The repair wizards at iFixit got their hands on Apple's new low-end $229 iPod touch this week, and found that the internal design is largely the same as the premium 32- and 64-gigabyte varieties. In particular, the logic board looks nearly identical, aside from the lack of a rear-facing camera.
The teardown did discover that the ribbon cables located on the top portion of the device have been slightly rerouted because of the missing iSight camera. The lack of camera has also led to the microphone, which is rear-facing on other models, to be moved to the top of the device.
And at the bottom of the device, the space where the wrist strap loop is located on the high-end models is empty in the 16-gigabyte version.
Aside from those tweaks, the parts and design of the new low-end iPod touch are identical. Integrated circuits identified on the logic board include:
- Apple A5 dual-core processor, with 512 megabytes of Mobile DDR2 RAM.
- Toshiba THGBX2G7B2JLA01 16 gigabytes of NAND flash
- Apple 3381064 dialog power management IC
- Murata 339S0171 Wi-Fi module

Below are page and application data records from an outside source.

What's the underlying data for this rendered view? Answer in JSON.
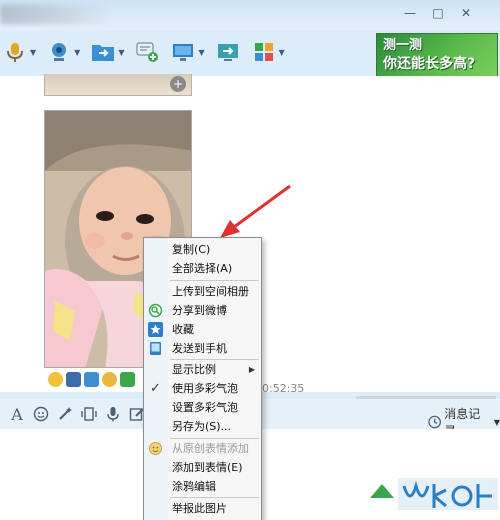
{
  "ad": {
    "line1": "测一测",
    "line2": "你还能长多高?"
  },
  "message": {
    "time": "0:52:35"
  },
  "history": {
    "label": "消息记录"
  },
  "context_menu": {
    "items": [
      {
        "label": "复制(C)"
      },
      {
        "label": "全部选择(A)"
      },
      {
        "label": "上传到空间相册"
      },
      {
        "label": "分享到微博"
      },
      {
        "label": "收藏"
      },
      {
        "label": "发送到手机"
      },
      {
        "label": "显示比例"
      },
      {
        "label": "使用多彩气泡"
      },
      {
        "label": "设置多彩气泡"
      },
      {
        "label": "另存为(S)..."
      },
      {
        "label": "从原创表情添加"
      },
      {
        "label": "添加到表情(E)"
      },
      {
        "label": "涂鸦编辑"
      },
      {
        "label": "举报此图片"
      }
    ]
  },
  "colors": {
    "accent": "#2c8a3c",
    "arrow": "#e03030",
    "menu_bg": "#f6f6f6"
  }
}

- Broadcom BCM5976 touchscreen controller
- STMicroelectronics low-power, three-axis gyroscope (AGD4/2305/O2LBV)
- Apple 338S1116 and Apple 338S1077 Cirrus Audio Codecs
Apple surprised on Thursday when it unveiled the new basic iPod touch model for $229 in its online store. Previously, the fifth-generation iPod touch lineup debuted in September of 2012 without a 16-gigabyte option, as Apple instead offered the fourth-generation iPod touch with a slower processor and smaller screen for $199.